■ PROBLEM TO WORK ON ■
Say how many lines below hold the word "Existing"; give the number by itself.

■ EXERCISE DATA ■
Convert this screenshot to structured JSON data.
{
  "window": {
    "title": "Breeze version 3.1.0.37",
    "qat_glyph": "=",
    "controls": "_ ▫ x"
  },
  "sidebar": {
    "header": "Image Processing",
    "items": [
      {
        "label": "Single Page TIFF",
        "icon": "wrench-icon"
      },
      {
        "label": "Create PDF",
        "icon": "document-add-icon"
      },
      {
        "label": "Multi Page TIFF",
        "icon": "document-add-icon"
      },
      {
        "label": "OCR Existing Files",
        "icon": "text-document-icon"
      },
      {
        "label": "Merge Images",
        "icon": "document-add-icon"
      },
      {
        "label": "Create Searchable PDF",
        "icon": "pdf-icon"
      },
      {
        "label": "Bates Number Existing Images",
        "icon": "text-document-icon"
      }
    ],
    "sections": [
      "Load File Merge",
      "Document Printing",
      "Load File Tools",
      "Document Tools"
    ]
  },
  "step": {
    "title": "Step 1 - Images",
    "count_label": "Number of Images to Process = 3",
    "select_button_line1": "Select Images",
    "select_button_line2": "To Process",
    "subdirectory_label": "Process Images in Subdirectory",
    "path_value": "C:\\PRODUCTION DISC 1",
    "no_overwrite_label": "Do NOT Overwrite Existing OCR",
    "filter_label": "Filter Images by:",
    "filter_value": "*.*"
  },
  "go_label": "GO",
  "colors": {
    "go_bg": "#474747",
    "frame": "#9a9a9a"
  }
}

■ PROBLEM SOLUTION ■
3